WHAT TO PRODUCE
Find the lines below that contain the string "toán", count them, and give only the number.

DATA SUPPLIED
══════

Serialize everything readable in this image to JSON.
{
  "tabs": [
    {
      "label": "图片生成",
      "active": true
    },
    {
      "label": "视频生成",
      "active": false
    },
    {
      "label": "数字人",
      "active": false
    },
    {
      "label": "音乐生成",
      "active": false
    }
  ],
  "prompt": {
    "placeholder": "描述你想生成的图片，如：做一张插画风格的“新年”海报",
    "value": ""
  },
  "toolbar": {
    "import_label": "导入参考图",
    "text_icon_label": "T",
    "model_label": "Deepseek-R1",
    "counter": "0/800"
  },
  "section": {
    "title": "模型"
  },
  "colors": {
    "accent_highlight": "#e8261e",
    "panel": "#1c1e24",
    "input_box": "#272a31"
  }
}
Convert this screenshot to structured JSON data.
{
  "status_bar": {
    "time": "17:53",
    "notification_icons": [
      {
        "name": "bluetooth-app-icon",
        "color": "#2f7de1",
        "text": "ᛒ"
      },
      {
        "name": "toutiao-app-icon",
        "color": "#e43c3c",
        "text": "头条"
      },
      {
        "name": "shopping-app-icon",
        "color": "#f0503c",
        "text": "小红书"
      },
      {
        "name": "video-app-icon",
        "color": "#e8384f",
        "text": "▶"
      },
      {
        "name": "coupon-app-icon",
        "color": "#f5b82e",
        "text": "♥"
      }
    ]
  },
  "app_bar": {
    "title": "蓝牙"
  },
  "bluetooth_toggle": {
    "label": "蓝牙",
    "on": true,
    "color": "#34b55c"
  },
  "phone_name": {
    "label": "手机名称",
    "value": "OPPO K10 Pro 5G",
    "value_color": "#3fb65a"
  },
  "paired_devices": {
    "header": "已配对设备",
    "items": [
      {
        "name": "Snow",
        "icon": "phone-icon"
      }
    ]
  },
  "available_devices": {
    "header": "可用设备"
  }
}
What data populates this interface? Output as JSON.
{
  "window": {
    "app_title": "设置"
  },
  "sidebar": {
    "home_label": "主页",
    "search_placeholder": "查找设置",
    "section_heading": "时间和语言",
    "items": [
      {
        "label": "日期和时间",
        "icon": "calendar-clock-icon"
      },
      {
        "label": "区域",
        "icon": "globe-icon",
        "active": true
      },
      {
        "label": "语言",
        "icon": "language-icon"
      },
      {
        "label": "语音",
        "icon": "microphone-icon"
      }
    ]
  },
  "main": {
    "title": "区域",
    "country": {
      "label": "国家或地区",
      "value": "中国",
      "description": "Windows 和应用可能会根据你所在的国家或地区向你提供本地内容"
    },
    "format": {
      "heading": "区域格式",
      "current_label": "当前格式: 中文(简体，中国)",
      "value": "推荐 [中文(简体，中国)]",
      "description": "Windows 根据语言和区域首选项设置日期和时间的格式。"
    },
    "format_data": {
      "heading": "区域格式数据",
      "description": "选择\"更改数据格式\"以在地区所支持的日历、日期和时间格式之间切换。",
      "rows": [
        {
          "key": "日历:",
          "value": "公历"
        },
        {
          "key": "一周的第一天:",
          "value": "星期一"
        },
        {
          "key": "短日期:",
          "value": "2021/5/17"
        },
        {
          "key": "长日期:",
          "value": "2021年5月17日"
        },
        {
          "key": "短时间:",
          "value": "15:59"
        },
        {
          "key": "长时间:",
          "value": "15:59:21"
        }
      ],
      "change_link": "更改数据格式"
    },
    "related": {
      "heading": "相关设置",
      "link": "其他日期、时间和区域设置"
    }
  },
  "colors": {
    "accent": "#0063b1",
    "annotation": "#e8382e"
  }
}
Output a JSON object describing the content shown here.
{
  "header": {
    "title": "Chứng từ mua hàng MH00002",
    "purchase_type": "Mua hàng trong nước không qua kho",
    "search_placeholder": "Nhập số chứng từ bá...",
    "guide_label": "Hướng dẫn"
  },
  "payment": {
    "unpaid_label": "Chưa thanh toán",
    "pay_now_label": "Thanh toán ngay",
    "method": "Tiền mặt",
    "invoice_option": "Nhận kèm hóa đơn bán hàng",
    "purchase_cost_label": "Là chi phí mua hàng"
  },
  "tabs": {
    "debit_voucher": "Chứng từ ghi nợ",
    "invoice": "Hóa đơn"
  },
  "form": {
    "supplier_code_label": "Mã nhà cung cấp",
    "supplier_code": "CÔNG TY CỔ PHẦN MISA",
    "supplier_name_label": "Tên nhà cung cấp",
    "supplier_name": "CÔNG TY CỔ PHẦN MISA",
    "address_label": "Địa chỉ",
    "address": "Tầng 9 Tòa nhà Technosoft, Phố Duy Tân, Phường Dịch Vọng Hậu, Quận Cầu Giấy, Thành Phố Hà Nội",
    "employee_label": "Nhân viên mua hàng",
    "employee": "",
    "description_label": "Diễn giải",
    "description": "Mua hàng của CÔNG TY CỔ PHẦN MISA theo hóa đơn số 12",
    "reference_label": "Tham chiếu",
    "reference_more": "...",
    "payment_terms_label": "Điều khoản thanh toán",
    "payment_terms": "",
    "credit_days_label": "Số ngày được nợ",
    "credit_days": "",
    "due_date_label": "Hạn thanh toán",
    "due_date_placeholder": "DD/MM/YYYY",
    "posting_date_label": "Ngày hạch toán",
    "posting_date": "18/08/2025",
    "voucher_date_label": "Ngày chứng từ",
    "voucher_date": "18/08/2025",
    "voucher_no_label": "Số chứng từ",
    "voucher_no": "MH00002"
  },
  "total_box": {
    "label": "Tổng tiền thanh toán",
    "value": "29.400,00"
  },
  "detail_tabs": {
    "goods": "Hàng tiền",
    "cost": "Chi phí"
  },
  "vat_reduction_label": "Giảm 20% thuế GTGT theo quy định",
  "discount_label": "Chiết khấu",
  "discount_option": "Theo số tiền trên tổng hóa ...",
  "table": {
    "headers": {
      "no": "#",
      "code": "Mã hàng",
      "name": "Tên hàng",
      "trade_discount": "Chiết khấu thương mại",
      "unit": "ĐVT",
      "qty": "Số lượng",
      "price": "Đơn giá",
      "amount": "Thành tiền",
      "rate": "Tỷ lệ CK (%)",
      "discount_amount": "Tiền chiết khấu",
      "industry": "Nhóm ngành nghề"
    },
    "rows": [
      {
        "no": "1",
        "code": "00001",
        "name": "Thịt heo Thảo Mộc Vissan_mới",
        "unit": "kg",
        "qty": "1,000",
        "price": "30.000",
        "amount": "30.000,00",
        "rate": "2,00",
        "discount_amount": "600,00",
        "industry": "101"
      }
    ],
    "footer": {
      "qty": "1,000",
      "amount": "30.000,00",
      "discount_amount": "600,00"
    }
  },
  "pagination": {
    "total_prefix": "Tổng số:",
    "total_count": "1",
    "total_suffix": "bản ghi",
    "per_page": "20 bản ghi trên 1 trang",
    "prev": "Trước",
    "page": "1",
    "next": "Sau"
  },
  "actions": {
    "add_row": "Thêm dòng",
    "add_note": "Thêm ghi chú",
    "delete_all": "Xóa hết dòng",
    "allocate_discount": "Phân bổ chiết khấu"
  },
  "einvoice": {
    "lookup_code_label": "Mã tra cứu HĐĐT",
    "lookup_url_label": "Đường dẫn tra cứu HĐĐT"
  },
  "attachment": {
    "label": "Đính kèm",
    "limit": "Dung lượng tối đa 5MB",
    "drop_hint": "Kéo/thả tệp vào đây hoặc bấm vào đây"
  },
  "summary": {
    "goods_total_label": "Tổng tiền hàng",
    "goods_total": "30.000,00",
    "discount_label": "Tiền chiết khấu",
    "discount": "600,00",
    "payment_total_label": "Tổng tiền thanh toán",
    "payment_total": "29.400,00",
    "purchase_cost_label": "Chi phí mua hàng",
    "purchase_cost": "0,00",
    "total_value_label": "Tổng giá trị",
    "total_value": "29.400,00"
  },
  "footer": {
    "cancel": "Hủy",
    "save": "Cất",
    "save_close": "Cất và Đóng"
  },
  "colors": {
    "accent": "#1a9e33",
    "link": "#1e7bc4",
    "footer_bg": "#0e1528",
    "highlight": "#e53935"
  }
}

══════

EXPECTED ANSWER
7